We have reached that point in the political campaign season where most of us would rather set our nether regions ablaze than have to endure another political ad. In fact this election season feels considerably worse than average with two open congressional seats, an open Governor spot, open Attorney General, and a highly competitive Senate election. Just to name a few.
If you are like me you find your email inbox filled each morning, your mailbox over flowing each day, and so many campaign ads that you want to watch nothing other than HBO and Netflix until November 5th. In fact the picture above is just one week of mail from our Rock City Times PO box. Over 20 campaign mailers that were promptly recycled.
However, it does not have to be this way. In fact I would dare say that the campaign fatigue we are all experiencing is only a reflection of how ineffective and out of touch most elected officials have become.
Most of you know me from one of my publications, but let me explain my background a bit. I graduated with a political science degree, spent a few years campaigning in college for various presidential and local elections. I loved the promoting part of campaigns enough to turn a full career of marketing, where I have spent the last 13 years.

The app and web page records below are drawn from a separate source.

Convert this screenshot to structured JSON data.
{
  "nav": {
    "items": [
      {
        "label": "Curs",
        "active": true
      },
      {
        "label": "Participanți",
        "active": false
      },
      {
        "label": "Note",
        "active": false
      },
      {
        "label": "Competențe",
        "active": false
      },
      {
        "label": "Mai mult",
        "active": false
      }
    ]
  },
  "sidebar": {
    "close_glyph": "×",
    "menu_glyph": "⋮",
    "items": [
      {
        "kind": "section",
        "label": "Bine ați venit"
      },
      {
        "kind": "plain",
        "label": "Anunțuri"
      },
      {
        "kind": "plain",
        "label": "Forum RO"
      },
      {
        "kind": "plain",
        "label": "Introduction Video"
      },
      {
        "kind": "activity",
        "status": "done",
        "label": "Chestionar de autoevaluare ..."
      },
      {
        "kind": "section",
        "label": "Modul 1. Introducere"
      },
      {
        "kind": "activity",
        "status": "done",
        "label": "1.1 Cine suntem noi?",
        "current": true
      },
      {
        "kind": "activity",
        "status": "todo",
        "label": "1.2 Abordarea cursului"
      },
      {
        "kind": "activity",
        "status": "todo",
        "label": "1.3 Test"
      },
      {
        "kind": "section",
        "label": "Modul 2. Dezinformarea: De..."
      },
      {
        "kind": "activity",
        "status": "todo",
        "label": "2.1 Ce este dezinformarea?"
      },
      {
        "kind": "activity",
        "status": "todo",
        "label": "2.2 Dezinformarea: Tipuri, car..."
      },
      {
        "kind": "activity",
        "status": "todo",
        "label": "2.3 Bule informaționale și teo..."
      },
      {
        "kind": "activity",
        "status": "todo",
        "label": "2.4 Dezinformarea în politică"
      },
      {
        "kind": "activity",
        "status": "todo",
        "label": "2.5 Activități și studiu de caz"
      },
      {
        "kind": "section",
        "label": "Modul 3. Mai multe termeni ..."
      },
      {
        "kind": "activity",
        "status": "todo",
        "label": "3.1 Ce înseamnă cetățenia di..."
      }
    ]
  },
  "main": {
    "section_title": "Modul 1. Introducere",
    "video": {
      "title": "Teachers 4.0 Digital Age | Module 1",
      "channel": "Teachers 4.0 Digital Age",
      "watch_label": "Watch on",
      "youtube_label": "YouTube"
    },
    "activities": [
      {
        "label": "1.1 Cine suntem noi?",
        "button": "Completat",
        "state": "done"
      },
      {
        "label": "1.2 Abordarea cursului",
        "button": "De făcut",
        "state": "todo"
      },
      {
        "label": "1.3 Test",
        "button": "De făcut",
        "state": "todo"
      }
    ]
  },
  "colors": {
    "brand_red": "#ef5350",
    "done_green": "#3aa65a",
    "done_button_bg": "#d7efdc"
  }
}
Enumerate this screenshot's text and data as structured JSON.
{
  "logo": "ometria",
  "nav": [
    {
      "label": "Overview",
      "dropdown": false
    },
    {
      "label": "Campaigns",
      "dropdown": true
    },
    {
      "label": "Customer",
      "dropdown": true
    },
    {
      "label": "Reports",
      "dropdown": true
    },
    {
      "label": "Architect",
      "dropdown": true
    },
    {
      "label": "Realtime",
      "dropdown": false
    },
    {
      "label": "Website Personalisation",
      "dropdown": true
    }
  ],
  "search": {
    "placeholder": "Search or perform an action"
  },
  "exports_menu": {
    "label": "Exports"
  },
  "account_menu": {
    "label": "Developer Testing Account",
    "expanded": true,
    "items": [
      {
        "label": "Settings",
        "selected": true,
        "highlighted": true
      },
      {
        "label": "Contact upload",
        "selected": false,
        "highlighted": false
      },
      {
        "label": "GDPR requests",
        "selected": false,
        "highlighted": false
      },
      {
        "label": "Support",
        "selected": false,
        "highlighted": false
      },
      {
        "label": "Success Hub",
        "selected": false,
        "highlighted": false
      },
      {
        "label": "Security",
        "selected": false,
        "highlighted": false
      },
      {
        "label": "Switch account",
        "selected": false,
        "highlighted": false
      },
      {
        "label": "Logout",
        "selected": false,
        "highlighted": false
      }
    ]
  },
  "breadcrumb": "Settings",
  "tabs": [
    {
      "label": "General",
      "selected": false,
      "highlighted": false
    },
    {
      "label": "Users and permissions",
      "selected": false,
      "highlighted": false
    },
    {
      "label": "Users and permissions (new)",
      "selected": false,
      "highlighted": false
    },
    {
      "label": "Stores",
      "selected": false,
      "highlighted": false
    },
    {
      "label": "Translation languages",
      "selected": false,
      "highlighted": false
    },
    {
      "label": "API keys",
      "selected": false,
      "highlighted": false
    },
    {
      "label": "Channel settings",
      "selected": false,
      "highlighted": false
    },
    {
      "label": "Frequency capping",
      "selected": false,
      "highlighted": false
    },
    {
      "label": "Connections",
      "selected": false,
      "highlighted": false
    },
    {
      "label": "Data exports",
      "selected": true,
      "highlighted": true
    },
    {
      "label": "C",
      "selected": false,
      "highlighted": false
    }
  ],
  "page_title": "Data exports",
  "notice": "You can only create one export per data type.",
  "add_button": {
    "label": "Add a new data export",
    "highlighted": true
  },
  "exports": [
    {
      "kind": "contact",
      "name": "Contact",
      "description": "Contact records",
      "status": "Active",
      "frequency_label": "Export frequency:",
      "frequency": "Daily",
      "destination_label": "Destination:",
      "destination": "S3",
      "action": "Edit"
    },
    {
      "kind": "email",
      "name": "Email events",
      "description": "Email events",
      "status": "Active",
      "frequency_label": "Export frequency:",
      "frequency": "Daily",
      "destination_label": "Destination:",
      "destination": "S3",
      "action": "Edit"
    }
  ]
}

In those 13 years marketing has changed dramatically. We have the ability to analyze and craft messages targeted at what people want to hear. The art of marketing has changed as well. Gone (for the most part) are the days of pushing as much information as possible at a potential customer in hopes that you can just annoy them into buying your product. Good marketers try to create a rich relationship with customers and build communication to show they care, if they care that is.
Political campaigns however still employ the 60’s era marketing that you might see on Mad Men. Only it is no longer slick and savvy. Instead it leaves potential voters feeling insulted and exhausted.
In my marketing campaigns and now with my own publishing companies I am interested in long-term relationships, not one time transactions. Unfortunately to the average campaign you are a checked box in their favor rather than a constituent that wants to build a representative relationship with you over the next 2, 4, or 6 years.
Look at campaign advertising. I receive 2-3 emails from a certain congressional candidate that I honestly planned on supporting going into the election. I then receive at least one post card a week from the same candidate. I see him spending entirely too much money on television ads (believe me, I know how much those costs) that rarely highlight any positive aspects of the candidate, rather why I should not vote for the other guy. I get automated calls weekly. Then I see campaign signs littered all over yards, as if seeing your name over and over will somehow make me decide I like you a little more.
What results is a candidate whom I thought would be a good option going in and is now someone I am completely exhausted with. I feel no motivation to get out on November 4th and check his name. In fact if it were not for the fact that I just feel compelled to vote anyway, I would not feel much motivation for any candidate to get out and cast a vote.
And that is the point here. Candidates completely drive away the middle of the road voters. The ones who do not feel compelled by a party connection to get out and do their responsibility for this election.
It would be bad enough if it stopped at this election, but poor campaign marketing impacts future elections. At one point I was receiving 20 emails a day from various Democratic party (both federal and state). I had no choice but to unsubscribe. Assuming the various party offices follow proper spam compliance they will no longer be able to reach me through email in future campaign drives. Further I read fewer mailings and tend to skip over television campaign ads.
Do you think I am alone in this?
It is likely too late for this election, but how could candidates create a campaign that shows they actually care about a potential voter like we all really hope they do?
Speak to voters as if you value their relationship, not just their vote – Guess what, if you win our relationship is much longer than the 8 or so month campaign cycle. Tell voters how you plan to build on that relationship and show them that they matter. Campaign signs do not do that. Also if you win, guess what? A good portion of the people you represent will not have voted for you. Including the guy (or girl) you ran against. Attack ads make me feel that you will behave that way if, and when, we disagree.
Variable Campaign Data – Databases are sort of amazing when used properly. If I am a potential voter and I have shown you what my voting intention is, stop sending campaign material trying to sway my vote. Periodically thank me for my decision, affirm it, and then remind me to vote. And never do it more than twice a month. If I am not a potential voter, find out why. Am I a previous party voter who is for some reason undecided? Am I an independent voter who wants to hear your reason for voting? Am I a voter of the other party and I want to know why I should break my party affiliation and vote for you? All are very different messages, but with modern technology it is really easy to build targeted messaging to reach a person.
Be a Representative, not a Candidate – Someone has to lose an election. Even if I am supporting you it may be you. Show people you are a representative of the City/State/Country not someone running for the related office. If you are running for mayor I want to know that you really care about this city and even if you are not mayor you will work to make a positive impact. Building messaging that shows why you care, what you plan to do, and how you plan to grow your vision will inspire people to get out to the polls.
I believe we need candidates who care. Candidates who want to make a difference. But even if those candidates exist it is really hard to find them due to the poor messaging. Next election cycle lets work on putting good candidates in place and building good campaigns around them.